[…] intimidation. BUT there is now another debate. Fat Gay Vegan angrily highlighted the hypocrisy of two vegans opening a vegetarian restaurant serving dairy. I haven’t visited his Facebook page as I hear the debate is raging and I know I would get […]
You guys negging (being negative) about a couple doing something fantastic for society, i am vegan to but am greatful that there is even the vegetarian ethical standards taking step, it would be more ethical of you to support our fellow vegan entrepeneurs along there way with only positive comments and affirmations instead of concentrating on personal views and ideologies which are hard enough to maintain ourselves, never mind promoting to others and still creating a viable income to support there families, we arenot in london where the market is huge, there are approximately only 2,000-3,000 vegans in nottingham yet 10,000-12,000 vegans, give the guys a bit of respect and support, you should all be ashamed of yourselves for your slander.
i am grateful for there work, effort and investment, thank you so much.
You guys negging (being negative) about a couple doing something fantastic for society, i am vegan to but am greatful that there is even the vegetarian ethical standards taking step, it would be more ethical of you to support our fellow vegan entrepeneurs along there way with only positive comments and affirmations instead of concentrating on personal views and ideologies which are hard enough to maintain ourselves, never mind promoting to others and still creating a viable income to support there families, we arenot in london where the market is huge, there are approximately only 2,000-3,000 vegans in nottingham yet 10,000-12,000 vegetarians, give the guys a bit of respect and support, you should all be ashamed of yourselves for your slander.

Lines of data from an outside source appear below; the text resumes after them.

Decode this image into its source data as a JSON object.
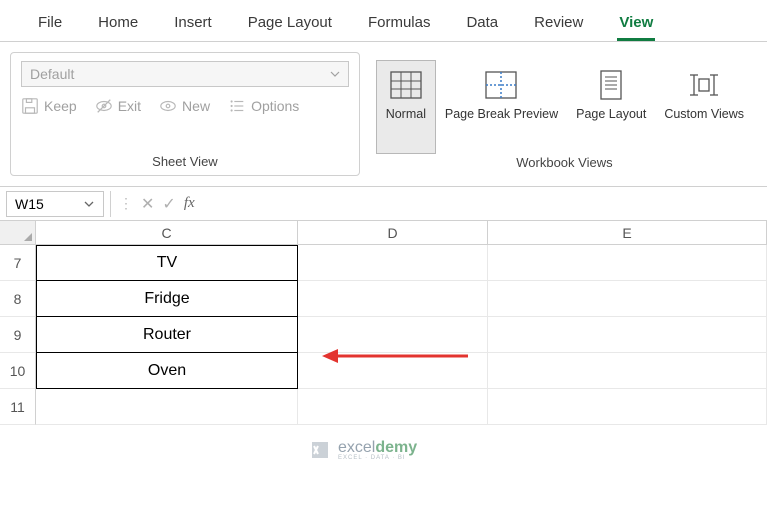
{
  "tabs": {
    "file": "File",
    "home": "Home",
    "insert": "Insert",
    "page_layout": "Page Layout",
    "formulas": "Formulas",
    "data": "Data",
    "review": "Review",
    "view": "View"
  },
  "ribbon": {
    "sheet_view": {
      "label": "Sheet View",
      "dropdown": "Default",
      "keep": "Keep",
      "exit": "Exit",
      "new": "New",
      "options": "Options"
    },
    "workbook_views": {
      "label": "Workbook Views",
      "normal": "Normal",
      "page_break": "Page Break Preview",
      "page_layout": "Page Layout",
      "custom_views": "Custom Views"
    }
  },
  "formula_bar": {
    "namebox": "W15",
    "value": ""
  },
  "columns": {
    "c": "C",
    "d": "D",
    "e": "E"
  },
  "rows": {
    "r7": {
      "num": "7",
      "c": "TV"
    },
    "r8": {
      "num": "8",
      "c": "Fridge"
    },
    "r9": {
      "num": "9",
      "c": "Router"
    },
    "r10": {
      "num": "10",
      "c": "Oven"
    },
    "r11": {
      "num": "11"
    }
  },
  "watermark": {
    "brand_a": "excel",
    "brand_b": "demy",
    "sub": "EXCEL · DATA · BI"
  }
}
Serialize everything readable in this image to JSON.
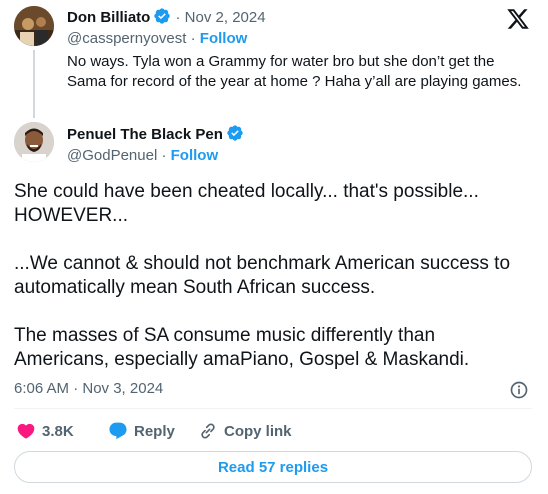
{
  "quoted": {
    "name": "Don Billiato",
    "date": "Nov 2, 2024",
    "handle": "@casspernyovest",
    "follow_label": "Follow",
    "text": "No ways. Tyla won a Grammy for water bro but she don’t get the Sama for record of the year at home ?  Haha y’all are playing games."
  },
  "author": {
    "name": "Penuel The Black Pen",
    "handle": "@GodPenuel",
    "follow_label": "Follow"
  },
  "tweet": {
    "paragraphs": [
      "She could have been cheated locally... that's possible... HOWEVER...",
      "...We cannot & should not benchmark American success to automatically mean South African success.",
      "The masses of SA consume music differently than Americans, especially amaPiano, Gospel & Maskandi."
    ],
    "timestamp": "6:06 AM · Nov 3, 2024"
  },
  "actions": {
    "likes": "3.8K",
    "reply_label": "Reply",
    "copy_label": "Copy link"
  },
  "read_replies_label": "Read 57 replies",
  "colors": {
    "accent": "#1d9bf0",
    "like": "#f91880",
    "secondary_text": "#536471"
  }
}
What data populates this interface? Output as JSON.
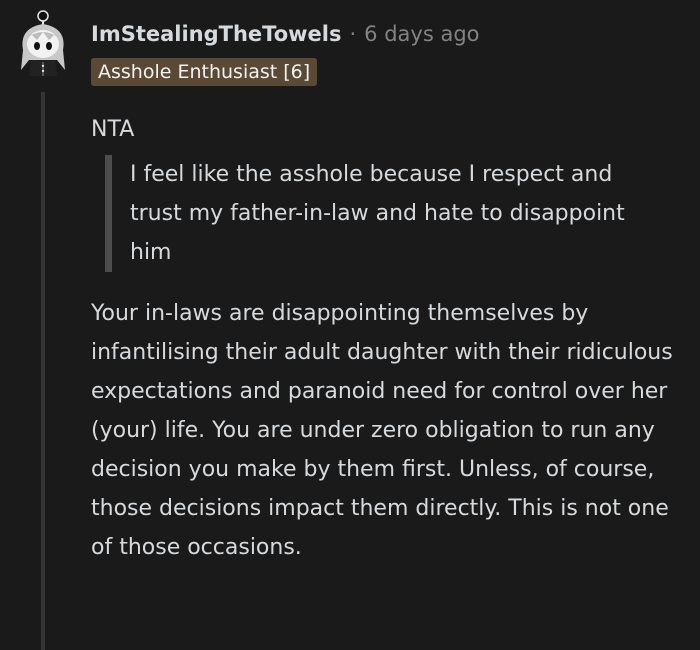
{
  "comment": {
    "username": "ImStealingTheTowels",
    "separator": "·",
    "time": "6 days ago",
    "flair": "Asshole Enthusiast [6]",
    "body": {
      "verdict": "NTA",
      "quote": "I feel like the asshole because I respect and trust my father-in-law and hate to disappoint him",
      "paragraph": "Your in-laws are disappointing themselves by infantilising their adult daughter with their ridiculous expectations and paranoid need for control over her (your) life. You are under zero obligation to run any decision you make by them first. Unless, of course, those decisions impact them directly. This is not one of those occasions."
    }
  },
  "avatar": {
    "icon": "snoo-avatar-icon",
    "hair_color": "#c8c8c8",
    "eye_color": "#111111"
  },
  "colors": {
    "background": "#1a1a1b",
    "text": "#d7dadc",
    "muted": "#818384",
    "flair_bg": "#5a4a35",
    "quote_bar": "#4d4d4d"
  }
}
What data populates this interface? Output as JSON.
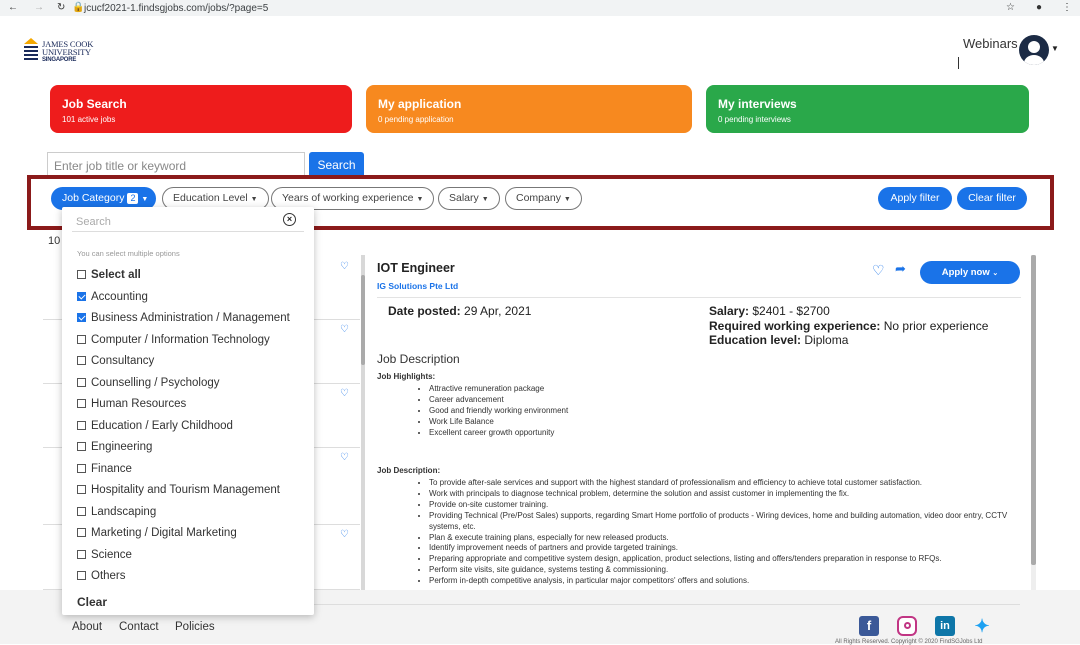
{
  "browser": {
    "url": "jcucf2021-1.findsgjobs.com/jobs/?page=5"
  },
  "brand": {
    "line1": "JAMES COOK",
    "line2": "UNIVERSITY",
    "line3": "SINGAPORE"
  },
  "header": {
    "webinars": "Webinars"
  },
  "tiles": [
    {
      "title": "Job Search",
      "sub": "101 active jobs",
      "color": "#ee1c1c"
    },
    {
      "title": "My application",
      "sub": "0 pending application",
      "color": "#f7891f"
    },
    {
      "title": "My interviews",
      "sub": "0 pending interviews",
      "color": "#2aa84a"
    }
  ],
  "search": {
    "placeholder": "Enter job title or keyword",
    "button": "Search"
  },
  "filters": {
    "job_category": "Job Category",
    "job_category_count": "2",
    "education": "Education Level",
    "experience": "Years of working experience",
    "salary": "Salary",
    "company": "Company",
    "apply": "Apply filter",
    "clear": "Clear filter"
  },
  "results_count": "10",
  "dropdown": {
    "search_placeholder": "Search",
    "hint": "You can select multiple options",
    "select_all": "Select all",
    "options": [
      {
        "label": "Accounting",
        "checked": true
      },
      {
        "label": "Business Administration / Management",
        "checked": true
      },
      {
        "label": "Computer / Information Technology",
        "checked": false
      },
      {
        "label": "Consultancy",
        "checked": false
      },
      {
        "label": "Counselling / Psychology",
        "checked": false
      },
      {
        "label": "Human Resources",
        "checked": false
      },
      {
        "label": "Education / Early Childhood",
        "checked": false
      },
      {
        "label": "Engineering",
        "checked": false
      },
      {
        "label": "Finance",
        "checked": false
      },
      {
        "label": "Hospitality and Tourism Management",
        "checked": false
      },
      {
        "label": "Landscaping",
        "checked": false
      },
      {
        "label": "Marketing / Digital Marketing",
        "checked": false
      },
      {
        "label": "Science",
        "checked": false
      },
      {
        "label": "Others",
        "checked": false
      }
    ],
    "clear": "Clear"
  },
  "job": {
    "title": "IOT Engineer",
    "company": "IG Solutions Pte Ltd",
    "apply": "Apply now",
    "date_label": "Date posted:",
    "date": "29 Apr, 2021",
    "salary_label": "Salary:",
    "salary": "$2401 - $2700",
    "exp_label": "Required working experience:",
    "exp": "No prior experience",
    "edu_label": "Education level:",
    "edu": "Diploma",
    "desc_heading": "Job Description",
    "highlights_heading": "Job Highlights:",
    "highlights": [
      "Attractive remuneration package",
      "Career advancement",
      "Good and friendly working environment",
      "Work Life Balance",
      "Excellent career growth opportunity"
    ],
    "desc_sub_heading": "Job Description:",
    "duties": [
      "To provide after-sale services and support with the highest standard of professionalism and efficiency to achieve total customer satisfaction.",
      "Work with principals to diagnose technical problem, determine the solution and assist customer in implementing the fix.",
      "Provide on-site customer training.",
      "Providing Technical (Pre/Post Sales) supports, regarding Smart Home portfolio of products - Wiring devices, home and building automation, video door entry, CCTV systems, etc.",
      "Plan & execute training plans, especially for new released products.",
      "Identify improvement needs of partners and provide targeted trainings.",
      "Preparing appropriate and competitive system design, application, product selections, listing and offers/tenders preparation in response to RFQs.",
      "Perform site visits, site guidance, systems testing & commissioning.",
      "Perform in-depth competitive analysis, in particular major competitors' offers and solutions."
    ]
  },
  "footer": {
    "about": "About",
    "contact": "Contact",
    "policies": "Policies",
    "copyright": "All Rights Reserved. Copyright © 2020 FindSGJobs Ltd"
  },
  "icons": [
    "back-icon",
    "forward-icon",
    "reload-icon",
    "lock-icon",
    "star-icon",
    "profile-icon",
    "menu-icon",
    "heart-icon",
    "share-icon",
    "facebook-icon",
    "instagram-icon",
    "linkedin-icon",
    "twitter-icon"
  ]
}
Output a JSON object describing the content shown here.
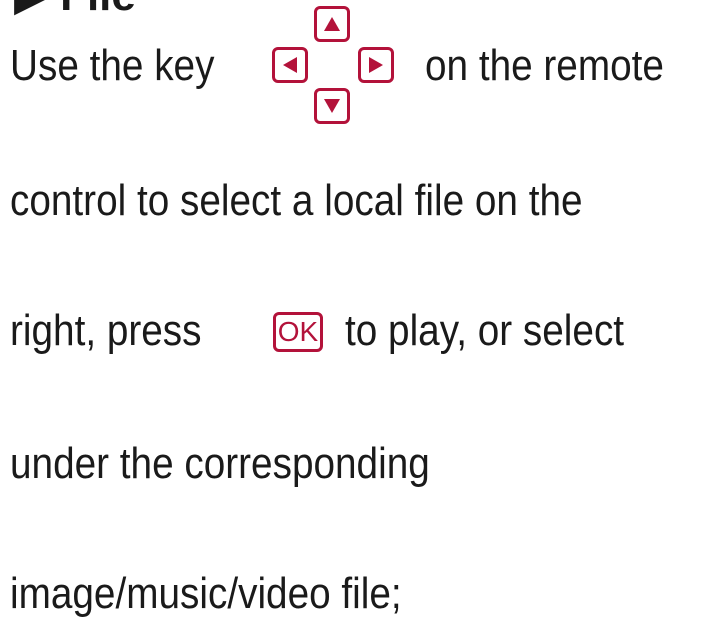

i am grateful for there work, effort and investment, thank you so much.